I logged in only for a moment to scold you. You ruined my morning! ;) Iíve accomplished nothing because I read your book, and now I need to get to work.
Anyways, I loved it. It was your best work yet.
Congratulations on a great book.
Thank you! I appreciate that you read it!!
Thank you for adding to my mile-high pile of quality reading material,
, how on earth do you do it? It takes me at least two days to read a book...
I am sure we all read way too much. It's much better for our brains than what a lot of other people do with theirs though...
The recent discussions have got me thinking and wondering about associations, emotional associations that is...
...I wondered if Hero, in his past, was asked to do new things which led to scary experiences for him, so that now, he is actually afraid if he doesn't know yet what he is being asked to do, or where it will lead.
It's interesting, and seems complex to figure out what motivates horses. They are definitely all different. The TB I was riding the other day, Nickel is conditioned heavily to respond to forward cues. So several times we stopped to look at scary things, and twice I felt his heart pounding so obviously he was afraid. Elk kept crossing our path or popping out of the bushes. But when he'd stop, I would give a squeeze with my legs, which apparently I am in the habit of doing this even though in my experience a "stalled out" horse is going to just stand there anyway.
What was disconcerting was that when I squeezed, Nickel would immediately start forward. Then I was like, "Hold on a minute, are you sure you're ready?" It made me realize I am always asking horses to go forward when they stop to look at scary things, but I don't actually expect them to continue on until they are in the right frame of mind. Nickel was going to obey, whether that meant he was ready to face the scary things or not! That is strange to me, and means I better be prepared myself if I am asking him to go, since he's going to rely on my judgment.
Something that makes Hero difficult to assess is that most of the time he does not seem afraid. I'm not just relying on other horses and their reactions to judge whether Hero is afraid, but on his own responses when he is afraid. When he is afraid, he has pretty normal responses such as head up, nostrils flaring, tense body/staring at what concerns him, unwillingness to move toward that object. This is in contrast to when I believe he is not afraid, but rather unhappy.
For example, he does not seem afraid to leave behind horses in the fields in order to walk away from them with me. If I lead him out, he'll be alert and want to go see what we are doing. If we go to graze, or do something interesting, he will have no concerns. But most of the time his more extreme reactions seem not related to fear, but to unhappiness or over-excitement (anxiety?). For example, if a horse picks up the canter on the beach and goes by him he will often buck. I don't think he is afraid, but he seems unhappy either that they are passing him in that manner or that he thinks they may run off faster than he can follow. To me that seems less like fear and more like unhappiness or anxiety.
It seems that he has emotional associations about certain things that make him upset. He can stay in that upset state for a long time.
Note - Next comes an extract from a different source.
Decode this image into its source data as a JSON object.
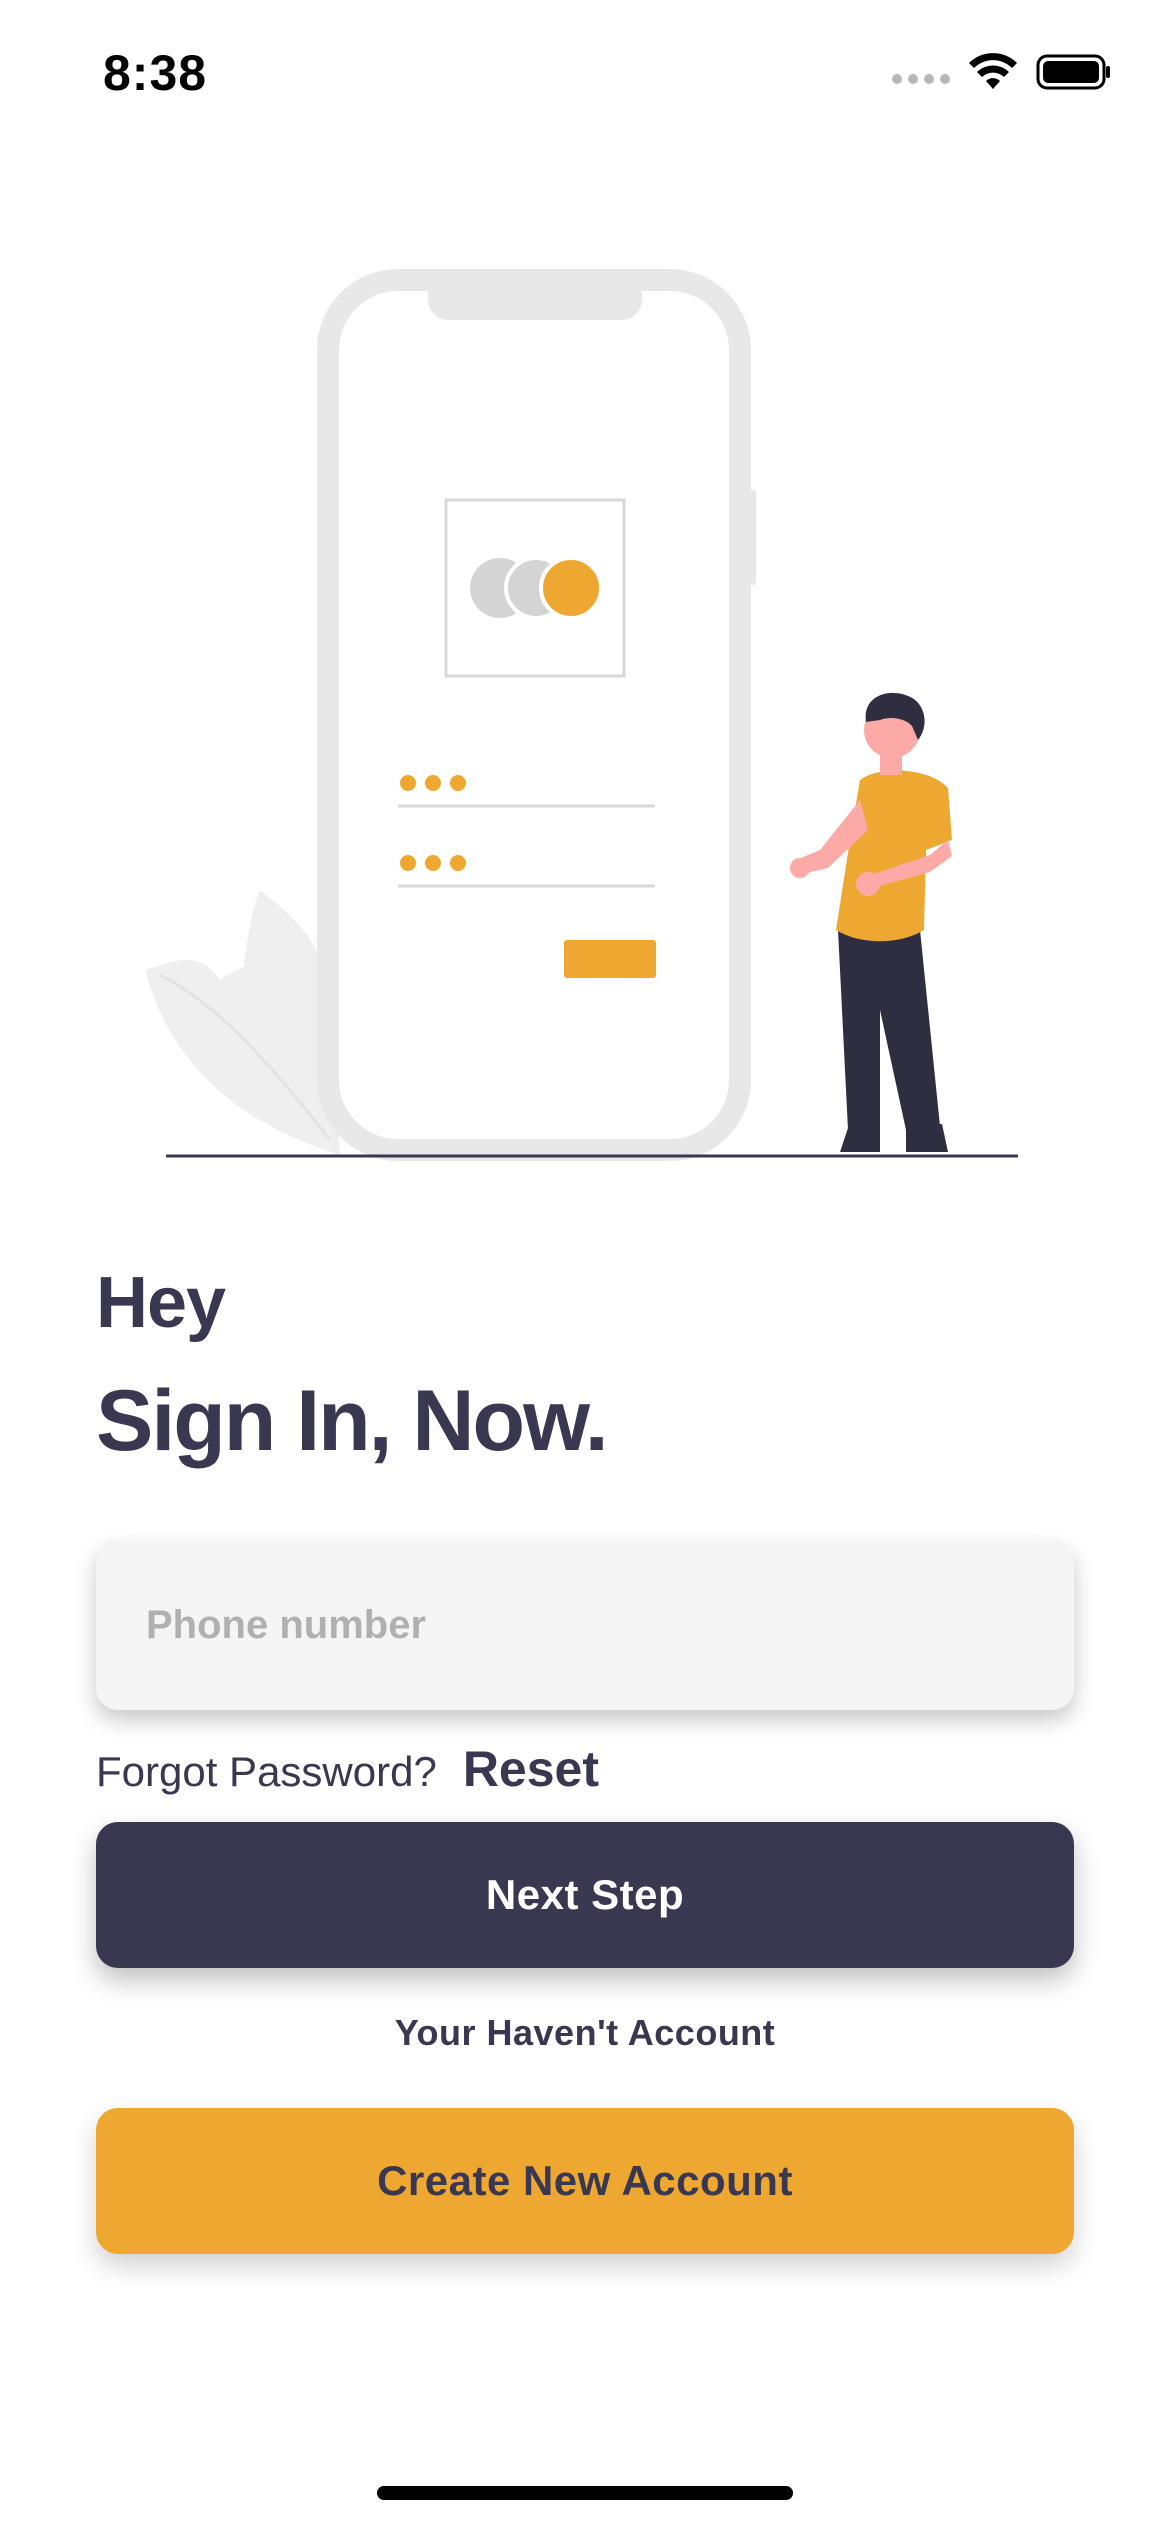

But it doesn't seem like fear to me. It's more like he has made a decision, and anything contrary to that decision is upsetting to him. If he decides he should stop and graze, then anything that is not stopping and grazing is going to become a problem.
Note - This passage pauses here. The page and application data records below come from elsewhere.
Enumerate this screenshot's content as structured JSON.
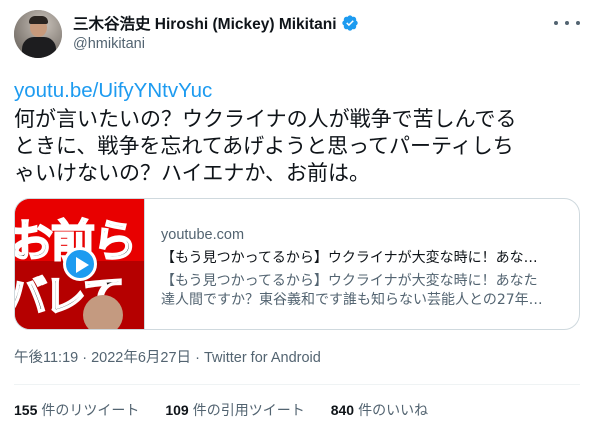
{
  "author": {
    "display_name": "三木谷浩史 Hiroshi (Mickey) Mikitani",
    "handle": "@hmikitani",
    "verified": true
  },
  "tweet": {
    "link": "youtu.be/UifyYNtvYuc",
    "text_lines": [
      "何が言いたいの？ウクライナの人が戦争で苦しんでる",
      "ときに、戦争を忘れてあげようと思ってパーティしち",
      "ゃいけないの？ハイエナか、お前は。"
    ]
  },
  "card": {
    "domain": "youtube.com",
    "title": "【もう見つかってるから】ウクライナが大変な時に！あな…",
    "desc_lines": [
      "【もう見つかってるから】ウクライナが大変な時に！あなた",
      "達人間ですか？東谷義和です誰も知らない芸能人との27年…"
    ],
    "thumb_text_top": "お前ら",
    "thumb_text_bottom": "バレてる"
  },
  "meta": {
    "time": "午後11:19",
    "sep1": " · ",
    "date": "2022年6月27日",
    "sep2": " · ",
    "app": "Twitter for Android"
  },
  "stats": {
    "retweets_count": "155",
    "retweets_label": "件のリツイート",
    "quotes_count": "109",
    "quotes_label": "件の引用ツイート",
    "likes_count": "840",
    "likes_label": "件のいいね"
  },
  "colors": {
    "accent": "#1d9bf0",
    "text": "#0f1419",
    "secondary": "#536471",
    "border": "#cfd9de"
  },
  "icons": {
    "verified": "verified-badge-icon",
    "more": "more-dots-icon",
    "play": "play-icon"
  }
}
When I first got Amore, if anything made her afraid she would panic and start bucking. What I had to do was get her to stop the bucking, starting with a few seconds. Once I got a few seconds of lessened panic, I built on that. To me the feeling is almost the same with Hero, except it's not fear that is getting him upset, but rather unhappiness or frustration. This he doesn't tolerate the same way Amore didn't tolerate the fear. So I think I have to work on having him tolerate feeling frustrated, until he can cope with it and give me longer stretches where he does not feel the need to act up due to those emotions.
It would be impossible to avoid frustrating him, because his threshold is very low. Amore would fear/panic from the tiniest things like the breeze against her tail, a donkey braying on a nearby farm, or the rattle of a ladder. Similarly, Hero has strong reactions to the smallest things, and ones that are necessary for simple ridden work.
I have a theory about how he might have been conditioned this way. Judging by his physical appearance, he had dealt with the locking stifles for a long time. People with chronic pain often have this "short fuse" because they use up so many endorphins and so much mental focus dealing with the pain. Anything beyond that can be too much for them to cope with and can cause overly strong reactions. Hero was in chronic pain for a long time. He probably developed this habitual response during that time. Now he has to relearn how to cope with things in a less dramatic way, so hopefully I can teach him how.
Hero does not seem to associate me with negative things. He always nickers loudly when I come to the field, and usually comes to greet me. Last night I let the horses out to graze, and Nala and Amore ignored me but Hero came back to sniff at me and see what I was doing. He's always willing to be caught and to go out, and actually much better about that than when I first got him.